I choose to believe it is a testament to my friendly and seemingly innocent demeanor that I managed to avoid offending an extremely nice gentleman. (I hope.) I should also credit my lifelong aura of “niceness” (something I usually bemoan) and his good nature.
The gentleman - a salesman at Staples - was assisting me in finding a power adapter and cover for my new Kindle. The power adapter? No problem. But the availability of covers to fit my particular Kindle was limited. As we leaned forward gazing at the selection in the small display area, we were so close our heads almost touched.
Taking one of the covers off a metal rung, he held it out for my inspection. “How about this one?”

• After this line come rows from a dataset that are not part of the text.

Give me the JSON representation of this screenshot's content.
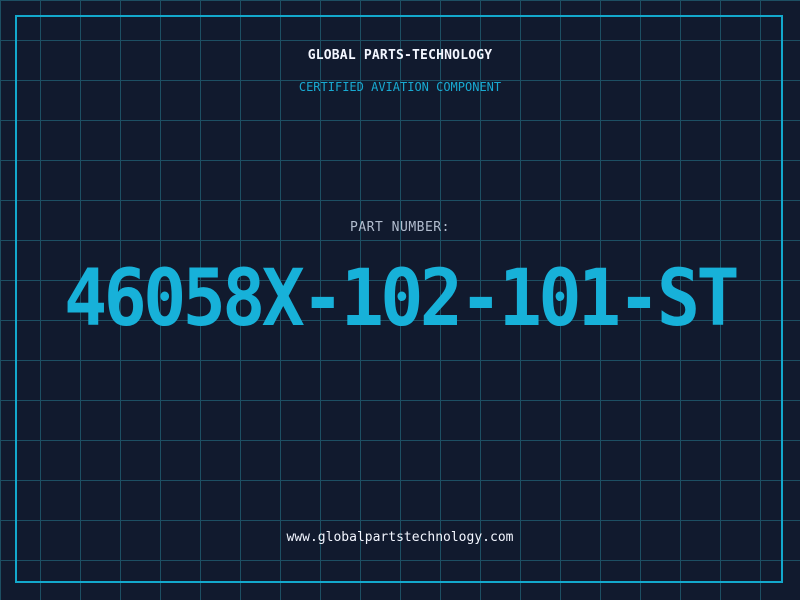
{
  "company": "GLOBAL PARTS-TECHNOLOGY",
  "subtitle": "CERTIFIED AVIATION COMPONENT",
  "part_label": "PART NUMBER:",
  "part_number": "46058X-102-101-ST",
  "website": "www.globalpartstechnology.com",
  "colors": {
    "background": "#111a2e",
    "grid": "#1d4f63",
    "accent": "#17b1d9",
    "text": "#f3f6ff",
    "label": "#b3bdcf"
  }
}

I gave it a brief glance, resumed looking at the display and announced, “I don’t like the colour black.” As soon as the words were out of my mouth, I froze - mortified.
He was black.
Up to this point, we’d had been engaging in a friendly chat about e-readers & other book related topics. There was now compete and utter silence. Which lasted only a matter of seconds but which seemed much, much longer.
I didn’t dare look at him to gauge his reaction to my thoughtless & offensive (although unintentionally so) remark. Nor did I apologise or attempt an explanation for fear of making an awkward situation even more so. Instead, in an effort to rectify my social faux pas, I committed yet another one. “But I do like brown.”
I bought the black cover. It fit. And it looks very nice.
To my amazement, he walked with me to the cashier’s desk, carrying the adapter. Which I was quite capable of carrying myself. And he resumed our friendly chat – stayed with me while I paid for my purchases.
He chose to overlook (forgive?) my stupid, stupid, stupid remarks. Or perhaps he never even noticed my insensitivity? I wish…
I still cringe thinking of the encounter. And while I didn’t apologise then, I’m offering an apology now. For all the good that does…
Worse yet? (Well, it can’t be worse than what I did.) I can’t be certain or guarantee I won’t do such a thing again. How does one censor a lifelong tendency to be friendly, chatty and unguarded? I suppose I could always restrict myself to “yes” or “no” and “please” and “thank you” responses when talking with strangers.
photo credit: goggle images